(The Center Square) – Some Republican and Democrat lawmakers agree that charges stemming from a first-time driving under the influence (DUI) or operating while intoxicated (OWI) arrest in which no one is injured should be eligible for expungement.
Thousands of Michiganders have gotten behind the wheel with an illegal blood-alcohol content level that ended in an arrest. If the arrest results in a conviction, that black mark usually stays on their record for life.
Legislation passed last year allowed some felonies to be expunged but not first-time DUI and OWI misdemeanors, bringing criticism from Rep. Beau LaFave, R-Iron Mountain.
“These individuals deserve a chance to learn and move on from their past mistakes, much like other nonviolent offenders with the same opportunities,” LaFave previously said.

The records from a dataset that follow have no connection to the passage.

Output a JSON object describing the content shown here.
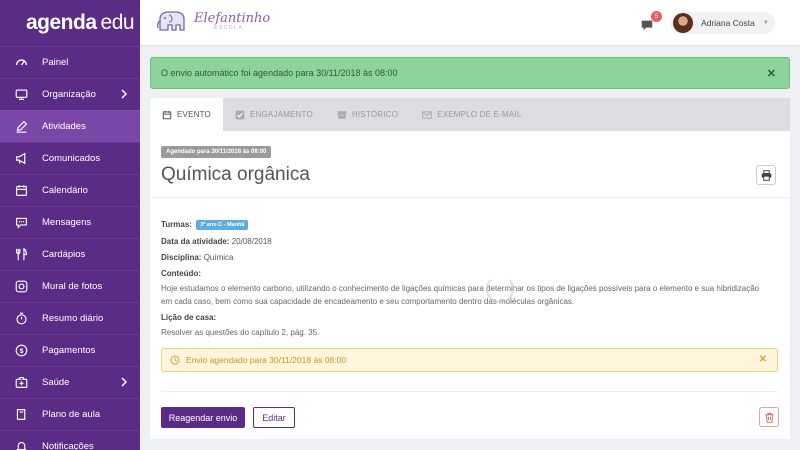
{
  "sidebar": {
    "logo_bold": "agenda",
    "logo_light": "edu",
    "items": [
      {
        "label": "Painel",
        "icon": "dashboard-icon"
      },
      {
        "label": "Organização",
        "icon": "monitor-icon"
      },
      {
        "label": "Atividades",
        "icon": "pencil-icon"
      },
      {
        "label": "Comunicados",
        "icon": "megaphone-icon"
      },
      {
        "label": "Calendário",
        "icon": "calendar-icon"
      },
      {
        "label": "Mensagens",
        "icon": "chat-icon"
      },
      {
        "label": "Cardápios",
        "icon": "utensils-icon"
      },
      {
        "label": "Mural de fotos",
        "icon": "camera-icon"
      },
      {
        "label": "Resumo diário",
        "icon": "timer-icon"
      },
      {
        "label": "Pagamentos",
        "icon": "dollar-icon"
      },
      {
        "label": "Saúde",
        "icon": "medkit-icon"
      },
      {
        "label": "Plano de aula",
        "icon": "book-icon"
      },
      {
        "label": "Notificações",
        "icon": "bell-icon"
      }
    ],
    "active_index": 2
  },
  "header": {
    "school_name": "Elefantinho",
    "school_sub": "ESCOLA",
    "notification_count": "5",
    "user_name": "Adriana Costa"
  },
  "alert_success": {
    "text": "O envio automático foi agendado para 30/11/2018 às 08:00",
    "close": "✕"
  },
  "tabs": [
    {
      "label": "EVENTO",
      "icon": "calendar-icon"
    },
    {
      "label": "ENGAJAMENTO",
      "icon": "check-square-icon"
    },
    {
      "label": "HISTÓRICO",
      "icon": "archive-icon"
    },
    {
      "label": "EXEMPLO DE E-MAIL",
      "icon": "envelope-icon"
    }
  ],
  "card": {
    "schedule_badge": "Agendado para 30/11/2018 às 08:00",
    "title": "Química orgânica",
    "turmas_label": "Turmas:",
    "turma_tag": "3º ano C - Manhã",
    "date_label": "Data da atividade:",
    "date_value": "20/08/2018",
    "discipline_label": "Disciplina:",
    "discipline_value": "Química",
    "content_label": "Conteúdo:",
    "content_text": "Hoje estudamos o elemento carbono, utilizando o conhecimento de ligações químicas para determinar os tipos de ligações possíveis para o elemento e sua hibridização em cada caso, bem como sua capacidade de encadeamento e seu comportamento dentro das moléculas orgânicas.",
    "homework_label": "Lição de casa:",
    "homework_text": "Resolver as questões do capítulo 2, pág. 35.",
    "warning_text": "Envio agendado para 30/11/2018 às 08:00",
    "warning_close": "✕",
    "reschedule_label": "Reagendar envio",
    "edit_label": "Editar"
  },
  "colors": {
    "brand": "#5b2c86",
    "success_bg": "#8ed39b",
    "warning_bg": "#fdf6dc",
    "turma_tag": "#5dade2"
  }
}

LaFave said this legislation would have helped Upper Michiganders with DUIs who have access to fewer jobs and housing opportunities.
The bills garnered support from former Republican House Speaker Lee Chatfield, R-Levering, Michigan Supreme Court Chief Justice Bridget McCormack, and Democrat Attorney General Dana Nessel.
The bills previously passed with overwhelming bipartisan support — 96-8 in the House and 32-5 in the Senate— before Gov. Gretchen Whitmer vetoed the bill without explanation.
State Rep. Joseph Bellino, R-Monroe, has asked Whitmer to support the current legislation also sponsored by Democrat Rep. Tenisha Yancey
“As a former drug and alcohol addict, I firmly believe that a single misstep does not define someone’s life,” Bellino said in a statement. “The expungement package we passed last term showed Michiganders that our stance on criminal justice is one of reform, not punishment. But our efforts mean little if we don’t take action to fully support that position. The passage of these bills will allow those who have made a one-time mistake to learn from it and find gainful employment and opportunities without struggle.”
The criminal justice reform push aligned with University of Michigan Law school research that concluded people who receive expungements see a 23% increase in income within a year.
In 2019, there were about 30,000 arrests for operating under the influence of alcohol or drugs. It’s not clear how many resulted in injuries or would be eligible for expungement.